  • Follow-on indication pathway: resources are devoted at the start of the agreement to define the populations and clarify expectations of the evidence and cost-effectiveness. For follow-on indications in the 3-year risk-sharing deeds, cost-effectiveness is verified at the end of the agreement period and this could be accomplished using a multi-indication model using pre-agreed principles
  • Rare cancer pathway: a pay-for performance type approach to medicines access should ideally not require the construction of, or evaluation of, a traditional PBAC-level economic model. This approach, in this population, controls expenditure and maximises value for public money by ensuring funds are spent when response (as a measure of effectiveness) is confirmed

FDA – 3 submissions referenced the FDA’s decision to consider pan-tumour indications and the approval of Keytruda® (pembrolizumab).

MA OIT – 4 submissions referred to the Medicines Australia’s (MA) Oncology Industry Taskforce’s (OIT) preliminary research into innovative international models for subsidy consideration across multiple indications. This found that there are various initiatives underway in overseas health systems (Belgium, Denmark, Netherlands, Germany and Italy). As per Medicines Australia: “While many of these agreements would not fit within the Australian legislative requirements, there are elements (e.g. initial horizon scanning of upcoming indications) that could be quite useful locally.” For further information, please refer to the submission by Medicines Australia: http://www.pbs.gov.au/industry/listing/elements/pbac-meetings/agenda/pdf/august-2018-special-meeting/submission-27-medicines-australia.pdf

Outcomes of the PBAC’s considerations will be published through the PBS website scheduled for 28 September 2018.

Abbreviations: PBAC = Pharmaceutical Benefits Advisory Committee; PD-1 = programmed cell death-1; PD-L1 = ligand of PD-1 receptor; ICER = Incremental Cost-Effectiveness Ratio; ESMO = European Society for Medical Oncology; MCBS = Magnitude of Clinical Benefit Scale; ASCO = American Society of Clinical Oncology; FDA = Food and Drug Administration; MA = Medicines Australia; OIT = Oncology Industry Taskforce

Source: Pharmaceutical Benefits Scheme


The Commercial Eyes Market Access team has extensive experience in pricing and reimbursement and can help you navigate Australia and New Zealand’s sophisticated and mature systems of Health Technology Assessment. Contact us on (03) 9251 0777 to learn more and let us help you envisage, achieve and defend the optimum market access outcomes for your business.

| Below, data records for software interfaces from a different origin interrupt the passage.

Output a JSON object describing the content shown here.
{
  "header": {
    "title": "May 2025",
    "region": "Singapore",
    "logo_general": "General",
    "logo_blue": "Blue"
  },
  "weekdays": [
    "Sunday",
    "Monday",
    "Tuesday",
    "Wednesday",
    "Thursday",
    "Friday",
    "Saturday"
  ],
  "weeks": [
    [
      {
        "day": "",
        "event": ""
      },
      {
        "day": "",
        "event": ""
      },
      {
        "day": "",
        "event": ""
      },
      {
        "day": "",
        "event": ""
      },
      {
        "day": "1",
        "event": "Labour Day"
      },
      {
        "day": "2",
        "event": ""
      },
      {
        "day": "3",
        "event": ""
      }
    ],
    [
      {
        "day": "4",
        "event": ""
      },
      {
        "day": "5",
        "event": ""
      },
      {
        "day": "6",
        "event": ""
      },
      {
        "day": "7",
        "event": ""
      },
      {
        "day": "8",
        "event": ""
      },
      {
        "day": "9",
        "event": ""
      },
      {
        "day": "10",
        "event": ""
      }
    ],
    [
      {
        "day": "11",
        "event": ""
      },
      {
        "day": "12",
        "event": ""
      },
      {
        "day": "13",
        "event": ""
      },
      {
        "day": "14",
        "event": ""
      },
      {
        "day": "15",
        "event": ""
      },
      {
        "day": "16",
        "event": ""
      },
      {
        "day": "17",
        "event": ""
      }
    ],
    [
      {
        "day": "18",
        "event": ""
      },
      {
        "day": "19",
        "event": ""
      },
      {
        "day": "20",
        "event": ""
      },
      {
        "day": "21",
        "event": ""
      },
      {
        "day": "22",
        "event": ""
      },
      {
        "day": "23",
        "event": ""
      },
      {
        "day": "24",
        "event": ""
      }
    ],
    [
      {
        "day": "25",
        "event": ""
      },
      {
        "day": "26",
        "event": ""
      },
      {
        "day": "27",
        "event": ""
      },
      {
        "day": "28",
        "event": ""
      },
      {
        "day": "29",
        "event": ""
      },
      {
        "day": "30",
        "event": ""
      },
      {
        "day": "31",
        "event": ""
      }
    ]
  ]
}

This article was written by Michelle Yassa, Market Access Consultant.

This entry was posted in Life Sciences Industry, Market Access, PBAC, PBS and tagged , , , , .
Copyright © 2020 Commercial Eyes